We are living through a financial crisis reminiscent of the crash of 1929. Then, as now, a long rally on the stock market ended with a sudden collapse of prices. There were days when it seemed that the plunge in prices was over but always the market resumed with further falls, on and on until reaching the low point during the mid 1930s. By that time a full blown slump with mass unemployment had set in.
I have been trying analyse why the huge fluctuations on the markets cause me such uneasy feelings, and put this in the context of working and travelling to work normally. The falls in the markets will probably hit me a lot in terms of reducing the value of pensions, yet it may be some years before I do retire and things could have recovered by then. The huge uncertainties in the mortgage and banking markets don't really affect me at all. But if we do move into a real slump then my complacent idea about working as usual may be destroyed. I think this is the most worrying aspect - once people start talking about "belt-tightening" and companies begin cutting investment then the level of economic activity will fall and a spiral of increasing unemployment and reducing spending may set in.
I studied all this many years ago during my economics degree. Clearly world governments have learned lessons from the 1930s and by propping up banks and maintaining credit, have taken essential steps to preventing the drift into slump. Other steps remain, notably cutting interest rates and perhaps "public works" - efforts to keep expenditure going so as to stop the deflationary spiral.
Keynes wrote about the "animal spirits" of investors, meaning the gut feelings that underlie the decisions to invest. Those spirits must be pretty low right now. They must not been permitted to fall further. In the end a slump can be avoided if people believe in the economic future. Some of this is generated by positive leadership. Most must be based on evidence that things will indeed improve. I guess that the lack of this evidence is one of the big things that is worrying me.

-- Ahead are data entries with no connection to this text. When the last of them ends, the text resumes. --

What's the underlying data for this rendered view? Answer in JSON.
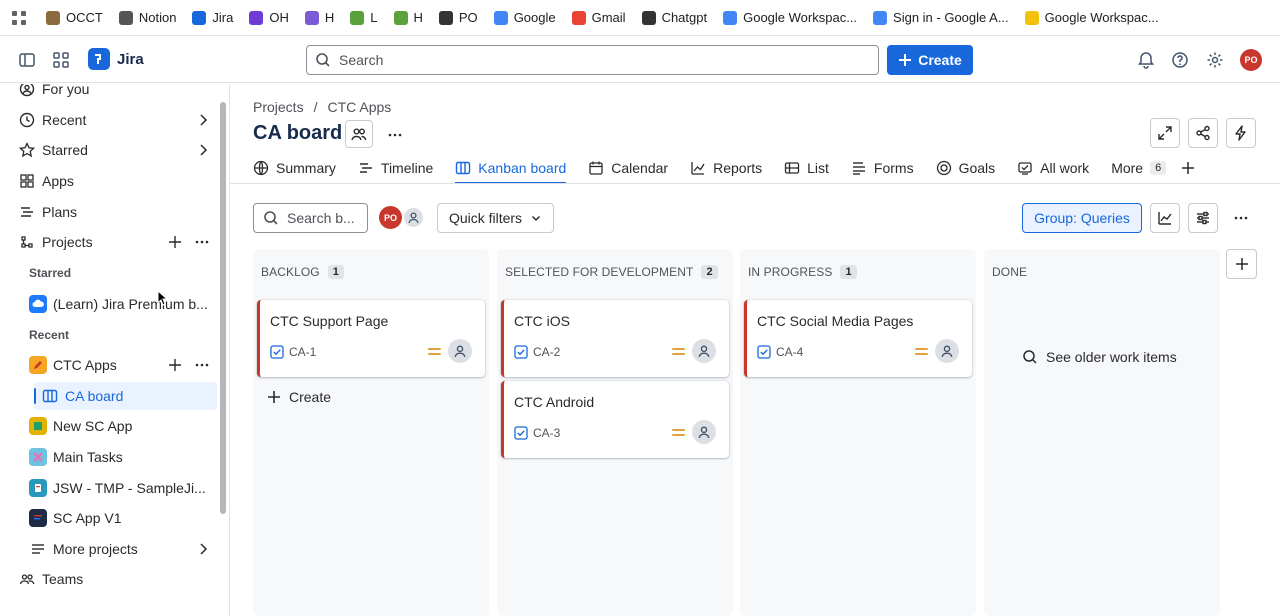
{
  "bookmarks": [
    {
      "label": "OCCT",
      "color": "#8b6a3e"
    },
    {
      "label": "Notion",
      "color": "#555555"
    },
    {
      "label": "Jira",
      "color": "#1868db"
    },
    {
      "label": "OH",
      "color": "#6f3bd6"
    },
    {
      "label": "H",
      "color": "#7b5cd6"
    },
    {
      "label": "L",
      "color": "#5aa13c"
    },
    {
      "label": "H",
      "color": "#5aa13c"
    },
    {
      "label": "PO",
      "color": "#333333"
    },
    {
      "label": "Google",
      "color": "#4285f4"
    },
    {
      "label": "Gmail",
      "color": "#ea4335"
    },
    {
      "label": "Chatgpt",
      "color": "#333333"
    },
    {
      "label": "Google Workspac...",
      "color": "#4285f4"
    },
    {
      "label": "Sign in - Google A...",
      "color": "#4285f4"
    },
    {
      "label": "Google Workspac...",
      "color": "#f4c20d"
    }
  ],
  "topnav": {
    "app_name": "Jira",
    "search_placeholder": "Search",
    "create_label": "Create",
    "user_initials": "PO"
  },
  "sidebar": {
    "for_you": "For you",
    "recent": "Recent",
    "starred": "Starred",
    "apps": "Apps",
    "plans": "Plans",
    "projects": "Projects",
    "starred_header": "Starred",
    "starred_item": "(Learn) Jira Premium b...",
    "recent_header": "Recent",
    "ctc_apps": "CTC Apps",
    "ca_board": "CA board",
    "new_sc_app": "New SC App",
    "main_tasks": "Main Tasks",
    "jsw_tmp": "JSW - TMP - SampleJi...",
    "sc_app_v1": "SC App V1",
    "more_projects": "More projects",
    "teams": "Teams"
  },
  "breadcrumbs": {
    "projects": "Projects",
    "sep": "/",
    "project": "CTC Apps"
  },
  "page_title": "CA board",
  "tabs": {
    "summary": "Summary",
    "timeline": "Timeline",
    "kanban": "Kanban board",
    "calendar": "Calendar",
    "reports": "Reports",
    "list": "List",
    "forms": "Forms",
    "goals": "Goals",
    "all_work": "All work",
    "more": "More",
    "more_count": "6"
  },
  "toolbar": {
    "search_placeholder": "Search b...",
    "quick_filters": "Quick filters",
    "group_by": "Group: Queries",
    "avatar_initials": "PO"
  },
  "columns": {
    "backlog": {
      "name": "BACKLOG",
      "count": "1",
      "create_label": "Create"
    },
    "selected": {
      "name": "SELECTED FOR DEVELOPMENT",
      "count": "2"
    },
    "in_progress": {
      "name": "IN PROGRESS",
      "count": "1"
    },
    "done": {
      "name": "DONE",
      "older_label": "See older work items"
    }
  },
  "cards": {
    "ca1": {
      "title": "CTC Support Page",
      "key": "CA-1"
    },
    "ca2": {
      "title": "CTC iOS",
      "key": "CA-2"
    },
    "ca3": {
      "title": "CTC Android",
      "key": "CA-3"
    },
    "ca4": {
      "title": "CTC Social Media Pages",
      "key": "CA-4"
    }
  },
  "colors": {
    "accent": "#1868db",
    "card_stripe": "#c9372c",
    "priority": "#e2a03f"
  }
}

Future historians may care to note that there is really no sense of all this on the daily commute into London. Nobody is begging on the tubes or even in the streets by the stations. There are no fire-sales. The ragged men with trays of matches slung round their neck, so beloved of cartoonists like Bill Tidy and Larry, are biding their time. One straw in the wind is that the volume of junk mail for credit cards and loans has dried up, as has the advertising for such products.
No pithy conclusion to today's piece. The ponderings will continue.